Frank an inmate who is a beneficiary of PRAI’s pro bono legal services, said  his coming to the prison is not a mistake, but God’s divine directions and that the life he lived that got him to prison was nothing compared to what he has achieved while in prison. Before he became an inmate he had no skill and had no knowledge but now he is a 200 level student in the Open University studying criminology. He is also a website designer and developer; he told inmates that he works with Onesimus Ventures, which is in partnership with the prison service and Covenant University, where they produce paint, soaps, hand wash, car wash e.t.c and he said their products are better that the ones we find outside. They have established business with Wema bank and have sold 5 cartons of soap to them, now he has no reason to go back to committing crime when he leaves the prison. He encouraged other inmates to take advantage of the school and workshops and that he is not impressed with the turn up of inmates in the school and the workshops.
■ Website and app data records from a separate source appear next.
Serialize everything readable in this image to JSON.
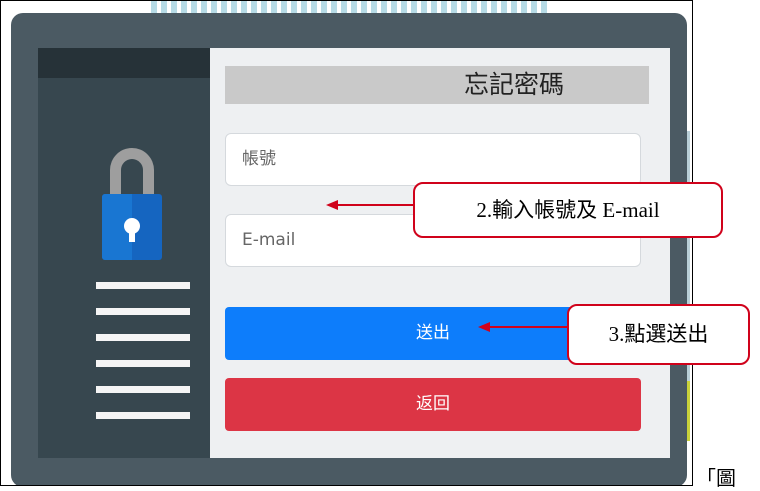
{
  "form": {
    "title": "忘記密碼",
    "account_placeholder": "帳號",
    "email_placeholder": "E-mail",
    "submit_label": "送出",
    "back_label": "返回"
  },
  "callouts": {
    "step2": "2.輸入帳號及 E-mail",
    "step3": "3.點選送出"
  },
  "caption_fragment": "「圖",
  "colors": {
    "modal_bg": "#4b5a63",
    "submit": "#0d7dfb",
    "back": "#dc3545",
    "callout_border": "#d0021b"
  },
  "icons": [
    "lock-icon",
    "menu-lines-icon"
  ]
}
Mrs. Yewande Omotayo, a volunteer and great supporter of PRAI, buttressed his view and further encouraged more inmates to join the school, and called for those who would promise to attend school and workshops. Several of them indicated interest by raising their hands and a list was passed to them.
An inmate asked that after inmates have acquired these skills and have gone through school what would be the end result since the government has made the rule that freed persons would wait 10 years after being released to be fully integrated into the society again and he suggested such law be removed. Barr. Akinola responded by saying, no education is a waste and that it is the duty of the ex-convicts to show that they are reformed and worthy of pardon and he won’t advocate that the law be scrapped.
Another inmate opined that most of the inmates do not understand the meaning of human capital development and how they can take partake in what they do not understand, he also said that many of them went into crime because of lack of skills and knowledge and they need more help from initiative like this in other to expand the training facilities to accommodate more inmates. He added that ventures in prisons like Onesimus Ventures needs to have partnership with initiatives and foundations such as  PRAI the purpose of marketing and awareness.
ASP Tony , who represented the DCP, said he is aware that the population of inmates in the prison is much and they all want to leave and are not interested in education, but what they do not know is  when they will leave and that is why they need to acquire vocational skills. He told them about the department in the welfare unit called the after care and ones they are empowered the after care unit will follow up on them. He appreciated PRAI for the program and the gifts of Bread, eggs and tea that was brought to feed the inmates.
The program ended few minutes after 4 and there were over 330 inmates in attendance.